AXTELL, ORR & CO.
Publishers
Pittsburgh, Pa. Princeton boy, Tony Cornelius9.

This week I intend to spend in returning my calls. Was ever a poor mortal so called on! I have fifteen before me. Its very unusual to be called on so early, the Axtells10 are very much surprized and a little haughty about it. They are'nt "in it" at all socially and dont seem anxious for any one else to be. The way it came about was this, Pittsburgh is ruled by women's clubs. All the four hundred are club women. Mrs. Gerwig11 took me to a high tea given the city federation by a the editor of the Dispatch12. Their exercises were on Carlyle13 and they called on me for an impromtean, and so help me, I had the consummate nerve to get up and spiel off that old 2nd Prep. essay14 with the fire and fervor of the Tragic Muse15. The rashness of the idea fascinated me, I just soared. It all came back to me. Well, I modestly assure you that they fell over each other to shake hands with me. They are awfully stupid here and thought it THE HOME MONTHLY
AXTELL, ORR & CO.
Publishers
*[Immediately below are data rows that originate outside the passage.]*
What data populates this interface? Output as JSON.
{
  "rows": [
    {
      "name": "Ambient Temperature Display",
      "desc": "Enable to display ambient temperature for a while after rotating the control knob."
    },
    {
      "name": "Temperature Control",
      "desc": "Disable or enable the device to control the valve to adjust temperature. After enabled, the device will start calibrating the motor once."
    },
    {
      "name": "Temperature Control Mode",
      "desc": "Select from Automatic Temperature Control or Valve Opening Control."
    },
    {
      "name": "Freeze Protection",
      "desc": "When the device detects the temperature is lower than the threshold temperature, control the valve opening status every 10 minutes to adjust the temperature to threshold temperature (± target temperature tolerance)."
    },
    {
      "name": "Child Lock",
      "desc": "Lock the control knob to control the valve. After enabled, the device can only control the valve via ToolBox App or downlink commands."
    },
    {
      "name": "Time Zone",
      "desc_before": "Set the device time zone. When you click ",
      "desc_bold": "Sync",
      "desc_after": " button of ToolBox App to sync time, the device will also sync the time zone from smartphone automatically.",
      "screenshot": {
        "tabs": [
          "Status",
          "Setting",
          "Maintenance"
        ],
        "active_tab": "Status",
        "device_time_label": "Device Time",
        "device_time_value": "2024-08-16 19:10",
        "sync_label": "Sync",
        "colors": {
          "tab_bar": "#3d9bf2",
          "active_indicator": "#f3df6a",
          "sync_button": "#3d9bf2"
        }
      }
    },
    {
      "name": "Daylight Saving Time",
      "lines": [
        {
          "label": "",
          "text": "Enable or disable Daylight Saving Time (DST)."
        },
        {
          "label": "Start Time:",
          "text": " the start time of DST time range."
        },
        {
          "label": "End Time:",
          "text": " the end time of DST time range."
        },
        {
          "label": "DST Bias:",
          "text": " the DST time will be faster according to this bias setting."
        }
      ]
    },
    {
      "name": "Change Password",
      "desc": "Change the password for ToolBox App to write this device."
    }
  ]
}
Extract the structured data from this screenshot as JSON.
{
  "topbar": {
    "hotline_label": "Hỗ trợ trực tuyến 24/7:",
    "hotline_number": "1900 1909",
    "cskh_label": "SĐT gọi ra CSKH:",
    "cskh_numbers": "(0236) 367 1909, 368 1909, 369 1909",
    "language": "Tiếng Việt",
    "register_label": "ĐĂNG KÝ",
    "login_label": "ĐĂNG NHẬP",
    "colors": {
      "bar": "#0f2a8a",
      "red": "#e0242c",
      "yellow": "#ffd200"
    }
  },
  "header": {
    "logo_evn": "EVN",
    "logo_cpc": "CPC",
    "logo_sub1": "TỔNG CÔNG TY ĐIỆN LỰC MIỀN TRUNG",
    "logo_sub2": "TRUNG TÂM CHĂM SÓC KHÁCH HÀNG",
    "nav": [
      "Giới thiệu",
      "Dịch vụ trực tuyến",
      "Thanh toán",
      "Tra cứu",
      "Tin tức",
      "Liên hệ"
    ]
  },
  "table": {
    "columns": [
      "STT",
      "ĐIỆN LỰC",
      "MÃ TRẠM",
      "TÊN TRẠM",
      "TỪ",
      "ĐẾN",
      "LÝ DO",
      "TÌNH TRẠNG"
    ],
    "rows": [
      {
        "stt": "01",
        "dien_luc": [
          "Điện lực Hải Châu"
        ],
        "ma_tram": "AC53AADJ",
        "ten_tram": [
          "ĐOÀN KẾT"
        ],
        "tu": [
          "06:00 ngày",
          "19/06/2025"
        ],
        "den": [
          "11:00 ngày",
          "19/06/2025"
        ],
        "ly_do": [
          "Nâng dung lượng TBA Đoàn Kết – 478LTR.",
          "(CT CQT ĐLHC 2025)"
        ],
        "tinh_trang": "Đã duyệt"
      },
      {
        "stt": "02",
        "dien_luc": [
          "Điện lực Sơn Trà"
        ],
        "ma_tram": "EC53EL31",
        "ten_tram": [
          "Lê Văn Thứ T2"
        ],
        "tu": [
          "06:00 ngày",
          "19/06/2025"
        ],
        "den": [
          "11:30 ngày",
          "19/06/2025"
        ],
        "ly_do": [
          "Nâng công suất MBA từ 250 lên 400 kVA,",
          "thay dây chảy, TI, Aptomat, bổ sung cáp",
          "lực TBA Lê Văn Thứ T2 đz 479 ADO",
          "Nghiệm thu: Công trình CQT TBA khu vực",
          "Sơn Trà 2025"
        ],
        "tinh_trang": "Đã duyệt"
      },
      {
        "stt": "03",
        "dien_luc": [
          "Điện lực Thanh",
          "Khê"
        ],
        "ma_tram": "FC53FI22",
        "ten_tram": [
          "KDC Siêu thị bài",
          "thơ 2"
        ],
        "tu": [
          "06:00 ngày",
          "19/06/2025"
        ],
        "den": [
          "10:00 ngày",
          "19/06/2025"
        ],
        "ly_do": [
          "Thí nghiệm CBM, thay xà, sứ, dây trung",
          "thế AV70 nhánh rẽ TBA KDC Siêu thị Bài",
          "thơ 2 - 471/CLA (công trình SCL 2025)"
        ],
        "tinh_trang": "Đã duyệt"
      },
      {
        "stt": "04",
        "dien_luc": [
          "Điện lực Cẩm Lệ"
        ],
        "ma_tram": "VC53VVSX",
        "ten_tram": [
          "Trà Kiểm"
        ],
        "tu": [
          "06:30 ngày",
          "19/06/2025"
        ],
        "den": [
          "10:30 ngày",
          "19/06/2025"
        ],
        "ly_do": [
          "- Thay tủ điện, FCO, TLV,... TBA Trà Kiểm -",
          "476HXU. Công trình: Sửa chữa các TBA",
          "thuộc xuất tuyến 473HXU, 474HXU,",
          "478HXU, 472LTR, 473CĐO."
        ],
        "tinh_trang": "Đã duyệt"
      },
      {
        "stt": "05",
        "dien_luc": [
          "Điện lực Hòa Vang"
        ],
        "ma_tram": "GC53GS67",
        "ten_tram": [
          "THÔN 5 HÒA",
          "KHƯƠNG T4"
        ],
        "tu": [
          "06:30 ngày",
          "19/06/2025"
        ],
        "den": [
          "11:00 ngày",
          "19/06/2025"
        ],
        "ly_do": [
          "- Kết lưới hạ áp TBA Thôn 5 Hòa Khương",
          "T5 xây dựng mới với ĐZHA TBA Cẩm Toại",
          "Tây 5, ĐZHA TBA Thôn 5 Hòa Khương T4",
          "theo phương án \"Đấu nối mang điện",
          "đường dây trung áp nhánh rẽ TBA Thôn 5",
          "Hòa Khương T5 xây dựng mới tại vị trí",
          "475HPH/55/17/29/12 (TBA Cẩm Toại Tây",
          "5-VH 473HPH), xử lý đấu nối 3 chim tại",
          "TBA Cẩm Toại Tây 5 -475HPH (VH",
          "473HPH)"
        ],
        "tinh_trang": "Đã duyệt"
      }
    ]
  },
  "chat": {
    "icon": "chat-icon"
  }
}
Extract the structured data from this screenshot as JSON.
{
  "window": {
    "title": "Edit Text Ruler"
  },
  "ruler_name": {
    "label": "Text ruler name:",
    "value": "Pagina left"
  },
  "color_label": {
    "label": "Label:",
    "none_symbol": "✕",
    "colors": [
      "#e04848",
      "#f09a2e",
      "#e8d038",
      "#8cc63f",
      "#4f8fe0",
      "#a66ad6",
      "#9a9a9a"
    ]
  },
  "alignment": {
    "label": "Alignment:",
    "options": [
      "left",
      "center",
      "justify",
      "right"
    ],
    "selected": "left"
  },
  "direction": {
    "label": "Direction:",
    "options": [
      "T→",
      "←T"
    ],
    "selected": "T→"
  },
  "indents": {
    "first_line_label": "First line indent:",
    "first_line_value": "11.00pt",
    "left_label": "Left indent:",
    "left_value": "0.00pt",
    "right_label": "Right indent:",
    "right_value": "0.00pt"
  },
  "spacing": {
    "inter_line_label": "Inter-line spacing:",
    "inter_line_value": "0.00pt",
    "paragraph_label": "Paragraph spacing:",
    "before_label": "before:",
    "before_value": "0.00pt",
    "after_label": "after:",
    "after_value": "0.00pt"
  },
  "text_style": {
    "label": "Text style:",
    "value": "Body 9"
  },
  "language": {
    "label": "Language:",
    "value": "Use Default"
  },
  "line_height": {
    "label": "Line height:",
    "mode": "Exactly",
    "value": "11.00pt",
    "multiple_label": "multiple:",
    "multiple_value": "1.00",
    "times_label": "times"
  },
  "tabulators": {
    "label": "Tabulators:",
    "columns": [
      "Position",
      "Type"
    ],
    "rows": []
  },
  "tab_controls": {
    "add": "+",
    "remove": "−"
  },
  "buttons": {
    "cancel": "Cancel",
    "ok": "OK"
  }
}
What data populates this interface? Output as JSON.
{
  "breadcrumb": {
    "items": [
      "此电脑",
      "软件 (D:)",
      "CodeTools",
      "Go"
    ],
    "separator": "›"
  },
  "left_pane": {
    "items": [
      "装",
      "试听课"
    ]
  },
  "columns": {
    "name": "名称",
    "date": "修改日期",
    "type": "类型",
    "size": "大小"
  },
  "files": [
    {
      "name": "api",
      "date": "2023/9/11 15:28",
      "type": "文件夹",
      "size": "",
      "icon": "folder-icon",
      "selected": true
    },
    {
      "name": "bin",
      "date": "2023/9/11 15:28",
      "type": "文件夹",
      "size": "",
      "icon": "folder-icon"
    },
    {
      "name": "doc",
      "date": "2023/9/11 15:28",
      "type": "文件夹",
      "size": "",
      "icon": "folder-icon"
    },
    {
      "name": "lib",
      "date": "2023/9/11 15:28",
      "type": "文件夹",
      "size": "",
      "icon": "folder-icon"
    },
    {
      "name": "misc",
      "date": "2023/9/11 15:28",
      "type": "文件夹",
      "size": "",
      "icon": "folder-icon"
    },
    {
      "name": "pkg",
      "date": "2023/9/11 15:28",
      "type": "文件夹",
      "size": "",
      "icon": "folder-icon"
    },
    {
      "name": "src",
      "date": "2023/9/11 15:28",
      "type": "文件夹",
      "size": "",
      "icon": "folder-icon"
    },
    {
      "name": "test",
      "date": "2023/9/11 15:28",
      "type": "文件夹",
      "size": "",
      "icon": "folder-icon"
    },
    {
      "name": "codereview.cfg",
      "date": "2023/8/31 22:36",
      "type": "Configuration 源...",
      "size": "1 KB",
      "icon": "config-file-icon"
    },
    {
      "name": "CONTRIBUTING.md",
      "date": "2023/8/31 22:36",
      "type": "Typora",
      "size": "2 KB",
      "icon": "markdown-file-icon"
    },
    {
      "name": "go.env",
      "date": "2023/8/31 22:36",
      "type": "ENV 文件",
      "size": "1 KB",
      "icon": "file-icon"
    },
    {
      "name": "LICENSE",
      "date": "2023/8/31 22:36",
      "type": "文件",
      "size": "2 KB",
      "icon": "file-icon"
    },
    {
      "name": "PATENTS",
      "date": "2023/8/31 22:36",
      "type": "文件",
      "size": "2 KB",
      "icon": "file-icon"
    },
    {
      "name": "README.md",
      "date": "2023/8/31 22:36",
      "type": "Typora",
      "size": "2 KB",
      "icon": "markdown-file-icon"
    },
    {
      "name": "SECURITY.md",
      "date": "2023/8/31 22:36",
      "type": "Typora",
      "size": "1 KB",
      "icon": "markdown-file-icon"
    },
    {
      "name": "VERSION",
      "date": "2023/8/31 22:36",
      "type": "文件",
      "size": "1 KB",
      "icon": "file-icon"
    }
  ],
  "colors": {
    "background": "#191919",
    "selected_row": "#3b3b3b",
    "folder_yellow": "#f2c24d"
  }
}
Pittsburgh, Pa. was really made up as I went along and they like that sort of Sophomoric thing. Since then I have been called on until I am almost distracted. I will just have to shut right down on it so it wont interfere with my work. Dont be afraid I'll let it do that, I wont. O, the Axtells never see any one but their relatives, and they never go anywhere! A niece of Mrs. Axtell's16 lives with them and she says she would rather not live at all than go through that sort of an existence. It's too bad the Captain seems to love them so, they speak of him with polite frigidity. They are nice, considerate people, but they simply could'nt be fond of anything. It isnt in them. But they are nice people and I ought not to say anything. By the way, they are very much like Mr.17 & Mrs. Pound18 in many things. Well, I must go down town to meet a Boston19 artist20 who is to illustrate my story.

Yours as Ever Willa.